_Task_.
Filter the records, keeping every line that has the string "title".

((

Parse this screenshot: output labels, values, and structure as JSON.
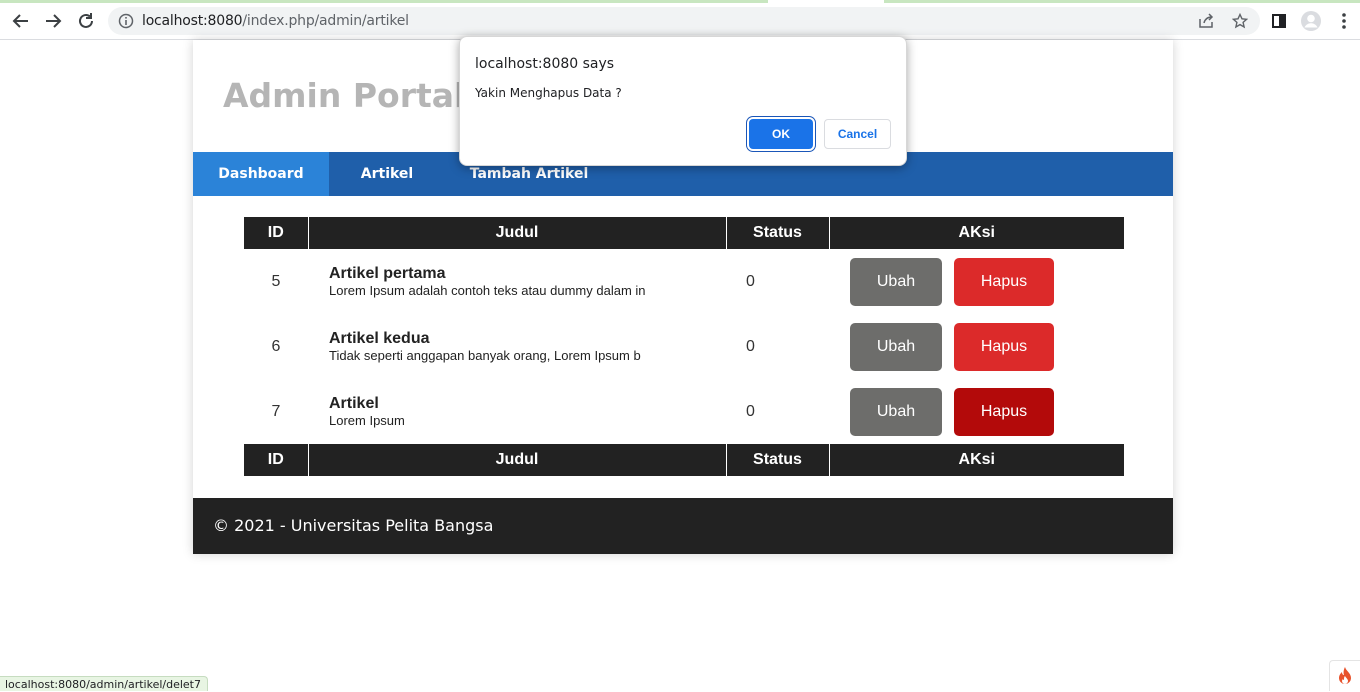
{
  "browser": {
    "url_host": "localhost:8080",
    "url_path": "/index.php/admin/artikel",
    "status_url": "localhost:8080/admin/artikel/delet7"
  },
  "site": {
    "title": "Admin Portal B",
    "nav": [
      {
        "label": "Dashboard"
      },
      {
        "label": "Artikel"
      },
      {
        "label": "Tambah Artikel"
      }
    ],
    "footer": "© 2021 - Universitas Pelita Bangsa"
  },
  "table": {
    "headers": [
      "ID",
      "Judul",
      "Status",
      "AKsi"
    ],
    "rows": [
      {
        "id": "5",
        "title": "Artikel pertama",
        "excerpt": "Lorem Ipsum adalah contoh teks atau dummy dalam in",
        "status": "0",
        "edit": "Ubah",
        "delete": "Hapus"
      },
      {
        "id": "6",
        "title": "Artikel kedua",
        "excerpt": "Tidak seperti anggapan banyak orang, Lorem Ipsum b",
        "status": "0",
        "edit": "Ubah",
        "delete": "Hapus"
      },
      {
        "id": "7",
        "title": "Artikel",
        "excerpt": "Lorem Ipsum",
        "status": "0",
        "edit": "Ubah",
        "delete": "Hapus"
      }
    ]
  },
  "dialog": {
    "title": "localhost:8080 says",
    "message": "Yakin Menghapus Data ?",
    "ok_label": "OK",
    "cancel_label": "Cancel"
  },
  "colors": {
    "nav_bg": "#1f5faa",
    "nav_active": "#2b83d8",
    "header_bg": "#222222",
    "edit_btn": "#6d6d6b",
    "delete_btn": "#dc2a2a",
    "delete_btn_hover": "#b30a0a",
    "dialog_ok": "#1a73e8"
  }
}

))

_Solution to this task_.
    "title": "Admin Portal B",
        "title": "Artikel pertama",
        "title": "Artikel kedua",
        "title": "Artikel",
    "title": "localhost:8080 says",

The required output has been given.